*WORK REQUEST*: The output is to match the entries below character for character.

*INFORMATION SHOWN*:

------

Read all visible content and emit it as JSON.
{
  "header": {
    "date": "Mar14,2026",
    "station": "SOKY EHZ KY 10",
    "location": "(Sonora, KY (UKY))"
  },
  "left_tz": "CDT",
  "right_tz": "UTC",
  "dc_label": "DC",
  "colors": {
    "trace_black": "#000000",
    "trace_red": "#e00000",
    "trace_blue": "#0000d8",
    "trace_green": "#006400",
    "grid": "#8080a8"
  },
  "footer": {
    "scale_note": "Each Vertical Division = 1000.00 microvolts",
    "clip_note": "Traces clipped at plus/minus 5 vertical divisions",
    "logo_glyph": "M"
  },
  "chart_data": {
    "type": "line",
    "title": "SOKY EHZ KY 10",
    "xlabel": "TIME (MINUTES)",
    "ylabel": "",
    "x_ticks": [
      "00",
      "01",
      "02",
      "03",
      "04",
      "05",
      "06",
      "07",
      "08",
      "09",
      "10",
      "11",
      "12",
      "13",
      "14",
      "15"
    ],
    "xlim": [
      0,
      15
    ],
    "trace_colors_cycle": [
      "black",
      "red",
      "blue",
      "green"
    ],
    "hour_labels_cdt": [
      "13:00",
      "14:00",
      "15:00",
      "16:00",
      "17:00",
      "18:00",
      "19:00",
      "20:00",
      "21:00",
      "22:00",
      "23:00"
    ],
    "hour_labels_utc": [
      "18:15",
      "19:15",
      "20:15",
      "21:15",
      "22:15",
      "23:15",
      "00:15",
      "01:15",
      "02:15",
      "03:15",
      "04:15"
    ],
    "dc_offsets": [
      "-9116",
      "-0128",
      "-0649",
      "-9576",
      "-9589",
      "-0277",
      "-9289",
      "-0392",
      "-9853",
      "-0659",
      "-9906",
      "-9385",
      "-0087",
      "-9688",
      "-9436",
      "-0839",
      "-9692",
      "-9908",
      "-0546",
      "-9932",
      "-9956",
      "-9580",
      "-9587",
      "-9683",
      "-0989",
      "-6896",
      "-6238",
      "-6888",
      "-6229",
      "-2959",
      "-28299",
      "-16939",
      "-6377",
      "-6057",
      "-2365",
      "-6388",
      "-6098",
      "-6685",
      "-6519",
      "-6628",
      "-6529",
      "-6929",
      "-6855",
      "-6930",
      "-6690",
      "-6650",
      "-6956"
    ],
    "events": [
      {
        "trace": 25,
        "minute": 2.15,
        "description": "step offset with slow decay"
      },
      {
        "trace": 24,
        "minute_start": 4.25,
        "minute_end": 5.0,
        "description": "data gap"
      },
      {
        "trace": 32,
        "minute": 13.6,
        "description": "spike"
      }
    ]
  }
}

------

*EXERCISE RESULT*:
Read all visible content and emit it as JSON.
{
  "header": {
    "date": "Mar14,2026",
    "station": "SOKY EHZ KY 10",
    "location": "(Sonora, KY (UKY))"
  },
  "left_tz": "CDT",
  "right_tz": "UTC",
  "dc_label": "DC",
  "colors": {
    "trace_black": "#000000",
    "trace_red": "#e00000",
    "trace_blue": "#0000d8",
    "trace_green": "#006400",
    "grid": "#8080a8"
  },
  "footer": {
    "scale_note": "Each Vertical Division = 1000.00 microvolts",
    "clip_note": "Traces clipped at plus/minus 5 vertical divisions",
    "logo_glyph": "M"
  },
  "chart_data": {
    "type": "line",
    "title": "SOKY EHZ KY 10",
    "xlabel": "TIME (MINUTES)",
    "ylabel": "",
    "x_ticks": [
      "00",
      "01",
      "02",
      "03",
      "04",
      "05",
      "06",
      "07",
      "08",
      "09",
      "10",
      "11",
      "12",
      "13",
      "14",
      "15"
    ],
    "xlim": [
      0,
      15
    ],
    "trace_colors_cycle": [
      "black",
      "red",
      "blue",
      "green"
    ],
    "hour_labels_cdt": [
      "13:00",
      "14:00",
      "15:00",
      "16:00",
      "17:00",
      "18:00",
      "19:00",
      "20:00",
      "21:00",
      "22:00",
      "23:00"
    ],
    "hour_labels_utc": [
      "18:15",
      "19:15",
      "20:15",
      "21:15",
      "22:15",
      "23:15",
      "00:15",
      "01:15",
      "02:15",
      "03:15",
      "04:15"
    ],
    "dc_offsets": [
      "-9116",
      "-0128",
      "-0649",
      "-9576",
      "-9589",
      "-0277",
      "-9289",
      "-0392",
      "-9853",
      "-0659",
      "-9906",
      "-9385",
      "-0087",
      "-9688",
      "-9436",
      "-0839",
      "-9692",
      "-9908",
      "-0546",
      "-9932",
      "-9956",
      "-9580",
      "-9587",
      "-9683",
      "-0989",
      "-6896",
      "-6238",
      "-6888",
      "-6229",
      "-2959",
      "-28299",
      "-16939",
      "-6377",
      "-6057",
      "-2365",
      "-6388",
      "-6098",
      "-6685",
      "-6519",
      "-6628",
      "-6529",
      "-6929",
      "-6855",
      "-6930",
      "-6690",
      "-6650",
      "-6956"
    ],
    "events": [
      {
        "trace": 25,
        "minute": 2.15,
        "description": "step offset with slow decay"
      },
      {
        "trace": 24,
        "minute_start": 4.25,
        "minute_end": 5.0,
        "description": "data gap"
      },
      {
        "trace": 32,
        "minute": 13.6,
        "description": "spike"
      }
    ]
  }
}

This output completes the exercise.